─── MATERIAL PROVIDED
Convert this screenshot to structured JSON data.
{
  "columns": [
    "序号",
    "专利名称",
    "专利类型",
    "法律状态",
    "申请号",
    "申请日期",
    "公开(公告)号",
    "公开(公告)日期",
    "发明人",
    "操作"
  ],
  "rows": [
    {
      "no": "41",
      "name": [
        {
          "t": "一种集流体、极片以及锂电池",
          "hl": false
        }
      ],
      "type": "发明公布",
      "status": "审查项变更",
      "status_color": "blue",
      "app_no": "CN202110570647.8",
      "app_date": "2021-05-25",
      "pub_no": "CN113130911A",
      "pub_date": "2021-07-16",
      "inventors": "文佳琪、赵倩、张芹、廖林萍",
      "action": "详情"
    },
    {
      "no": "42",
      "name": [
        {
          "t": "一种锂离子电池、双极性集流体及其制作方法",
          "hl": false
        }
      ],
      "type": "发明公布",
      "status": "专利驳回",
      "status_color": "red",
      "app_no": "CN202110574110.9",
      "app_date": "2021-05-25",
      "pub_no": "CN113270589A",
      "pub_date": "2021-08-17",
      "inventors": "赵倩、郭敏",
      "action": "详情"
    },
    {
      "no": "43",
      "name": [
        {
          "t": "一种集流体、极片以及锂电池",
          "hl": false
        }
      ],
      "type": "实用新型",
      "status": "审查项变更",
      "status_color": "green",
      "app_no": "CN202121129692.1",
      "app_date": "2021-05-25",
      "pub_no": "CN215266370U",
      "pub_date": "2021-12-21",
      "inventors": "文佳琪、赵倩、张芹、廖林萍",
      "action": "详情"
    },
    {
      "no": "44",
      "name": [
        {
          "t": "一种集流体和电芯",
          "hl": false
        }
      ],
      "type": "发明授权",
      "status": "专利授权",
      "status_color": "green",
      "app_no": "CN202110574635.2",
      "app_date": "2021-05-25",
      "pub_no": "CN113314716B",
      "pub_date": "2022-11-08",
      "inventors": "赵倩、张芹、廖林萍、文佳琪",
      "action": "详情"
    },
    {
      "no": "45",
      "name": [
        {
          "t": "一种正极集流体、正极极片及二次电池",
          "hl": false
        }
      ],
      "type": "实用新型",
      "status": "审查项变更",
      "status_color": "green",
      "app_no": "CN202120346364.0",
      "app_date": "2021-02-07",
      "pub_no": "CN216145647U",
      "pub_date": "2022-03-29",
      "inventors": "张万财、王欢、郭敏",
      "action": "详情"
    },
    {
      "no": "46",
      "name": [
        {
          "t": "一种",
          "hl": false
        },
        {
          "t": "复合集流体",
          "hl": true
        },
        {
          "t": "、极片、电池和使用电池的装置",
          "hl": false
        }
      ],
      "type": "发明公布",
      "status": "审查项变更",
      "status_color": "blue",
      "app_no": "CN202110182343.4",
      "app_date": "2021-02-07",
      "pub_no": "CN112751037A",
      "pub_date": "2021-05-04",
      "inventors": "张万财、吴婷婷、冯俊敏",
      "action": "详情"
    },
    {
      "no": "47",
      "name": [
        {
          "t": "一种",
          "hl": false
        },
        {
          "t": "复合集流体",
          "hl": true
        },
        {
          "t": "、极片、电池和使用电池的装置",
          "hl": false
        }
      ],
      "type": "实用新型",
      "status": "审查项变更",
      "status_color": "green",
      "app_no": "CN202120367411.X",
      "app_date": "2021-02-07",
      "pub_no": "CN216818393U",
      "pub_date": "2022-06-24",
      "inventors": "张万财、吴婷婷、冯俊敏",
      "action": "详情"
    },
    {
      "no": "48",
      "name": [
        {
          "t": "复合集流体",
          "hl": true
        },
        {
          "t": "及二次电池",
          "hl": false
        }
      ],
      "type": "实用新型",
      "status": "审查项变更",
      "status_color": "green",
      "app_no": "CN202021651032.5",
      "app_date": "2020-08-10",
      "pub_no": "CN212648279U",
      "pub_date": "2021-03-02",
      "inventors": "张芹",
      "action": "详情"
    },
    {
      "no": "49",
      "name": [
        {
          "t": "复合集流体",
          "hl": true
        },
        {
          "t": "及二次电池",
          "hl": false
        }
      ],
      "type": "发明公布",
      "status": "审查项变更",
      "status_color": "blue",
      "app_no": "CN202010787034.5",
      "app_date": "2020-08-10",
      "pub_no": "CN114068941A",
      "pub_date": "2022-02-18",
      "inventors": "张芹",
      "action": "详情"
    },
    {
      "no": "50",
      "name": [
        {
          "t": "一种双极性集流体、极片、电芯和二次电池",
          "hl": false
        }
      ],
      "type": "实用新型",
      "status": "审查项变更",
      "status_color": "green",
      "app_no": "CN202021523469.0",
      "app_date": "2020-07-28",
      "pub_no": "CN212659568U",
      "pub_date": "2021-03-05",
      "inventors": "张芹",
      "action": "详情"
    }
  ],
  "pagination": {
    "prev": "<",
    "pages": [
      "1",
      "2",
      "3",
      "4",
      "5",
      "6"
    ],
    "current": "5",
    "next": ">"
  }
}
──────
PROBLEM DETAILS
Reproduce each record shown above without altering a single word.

YOUR RESPONSE
Convert this screenshot to structured JSON data.
{
  "columns": [
    "序号",
    "专利名称",
    "专利类型",
    "法律状态",
    "申请号",
    "申请日期",
    "公开(公告)号",
    "公开(公告)日期",
    "发明人",
    "操作"
  ],
  "rows": [
    {
      "no": "41",
      "name": [
        {
          "t": "一种集流体、极片以及锂电池",
          "hl": false
        }
      ],
      "type": "发明公布",
      "status": "审查项变更",
      "status_color": "blue",
      "app_no": "CN202110570647.8",
      "app_date": "2021-05-25",
      "pub_no": "CN113130911A",
      "pub_date": "2021-07-16",
      "inventors": "文佳琪、赵倩、张芹、廖林萍",
      "action": "详情"
    },
    {
      "no": "42",
      "name": [
        {
          "t": "一种锂离子电池、双极性集流体及其制作方法",
          "hl": false
        }
      ],
      "type": "发明公布",
      "status": "专利驳回",
      "status_color": "red",
      "app_no": "CN202110574110.9",
      "app_date": "2021-05-25",
      "pub_no": "CN113270589A",
      "pub_date": "2021-08-17",
      "inventors": "赵倩、郭敏",
      "action": "详情"
    },
    {
      "no": "43",
      "name": [
        {
          "t": "一种集流体、极片以及锂电池",
          "hl": false
        }
      ],
      "type": "实用新型",
      "status": "审查项变更",
      "status_color": "green",
      "app_no": "CN202121129692.1",
      "app_date": "2021-05-25",
      "pub_no": "CN215266370U",
      "pub_date": "2021-12-21",
      "inventors": "文佳琪、赵倩、张芹、廖林萍",
      "action": "详情"
    },
    {
      "no": "44",
      "name": [
        {
          "t": "一种集流体和电芯",
          "hl": false
        }
      ],
      "type": "发明授权",
      "status": "专利授权",
      "status_color": "green",
      "app_no": "CN202110574635.2",
      "app_date": "2021-05-25",
      "pub_no": "CN113314716B",
      "pub_date": "2022-11-08",
      "inventors": "赵倩、张芹、廖林萍、文佳琪",
      "action": "详情"
    },
    {
      "no": "45",
      "name": [
        {
          "t": "一种正极集流体、正极极片及二次电池",
          "hl": false
        }
      ],
      "type": "实用新型",
      "status": "审查项变更",
      "status_color": "green",
      "app_no": "CN202120346364.0",
      "app_date": "2021-02-07",
      "pub_no": "CN216145647U",
      "pub_date": "2022-03-29",
      "inventors": "张万财、王欢、郭敏",
      "action": "详情"
    },
    {
      "no": "46",
      "name": [
        {
          "t": "一种",
          "hl": false
        },
        {
          "t": "复合集流体",
          "hl": true
        },
        {
          "t": "、极片、电池和使用电池的装置",
          "hl": false
        }
      ],
      "type": "发明公布",
      "status": "审查项变更",
      "status_color": "blue",
      "app_no": "CN202110182343.4",
      "app_date": "2021-02-07",
      "pub_no": "CN112751037A",
      "pub_date": "2021-05-04",
      "inventors": "张万财、吴婷婷、冯俊敏",
      "action": "详情"
    },
    {
      "no": "47",
      "name": [
        {
          "t": "一种",
          "hl": false
        },
        {
          "t": "复合集流体",
          "hl": true
        },
        {
          "t": "、极片、电池和使用电池的装置",
          "hl": false
        }
      ],
      "type": "实用新型",
      "status": "审查项变更",
      "status_color": "green",
      "app_no": "CN202120367411.X",
      "app_date": "2021-02-07",
      "pub_no": "CN216818393U",
      "pub_date": "2022-06-24",
      "inventors": "张万财、吴婷婷、冯俊敏",
      "action": "详情"
    },
    {
      "no": "48",
      "name": [
        {
          "t": "复合集流体",
          "hl": true
        },
        {
          "t": "及二次电池",
          "hl": false
        }
      ],
      "type": "实用新型",
      "status": "审查项变更",
      "status_color": "green",
      "app_no": "CN202021651032.5",
      "app_date": "2020-08-10",
      "pub_no": "CN212648279U",
      "pub_date": "2021-03-02",
      "inventors": "张芹",
      "action": "详情"
    },
    {
      "no": "49",
      "name": [
        {
          "t": "复合集流体",
          "hl": true
        },
        {
          "t": "及二次电池",
          "hl": false
        }
      ],
      "type": "发明公布",
      "status": "审查项变更",
      "status_color": "blue",
      "app_no": "CN202010787034.5",
      "app_date": "2020-08-10",
      "pub_no": "CN114068941A",
      "pub_date": "2022-02-18",
      "inventors": "张芹",
      "action": "详情"
    },
    {
      "no": "50",
      "name": [
        {
          "t": "一种双极性集流体、极片、电芯和二次电池",
          "hl": false
        }
      ],
      "type": "实用新型",
      "status": "审查项变更",
      "status_color": "green",
      "app_no": "CN202021523469.0",
      "app_date": "2020-07-28",
      "pub_no": "CN212659568U",
      "pub_date": "2021-03-05",
      "inventors": "张芹",
      "action": "详情"
    }
  ],
  "pagination": {
    "prev": "<",
    "pages": [
      "1",
      "2",
      "3",
      "4",
      "5",
      "6"
    ],
    "current": "5",
    "next": ">"
  }
}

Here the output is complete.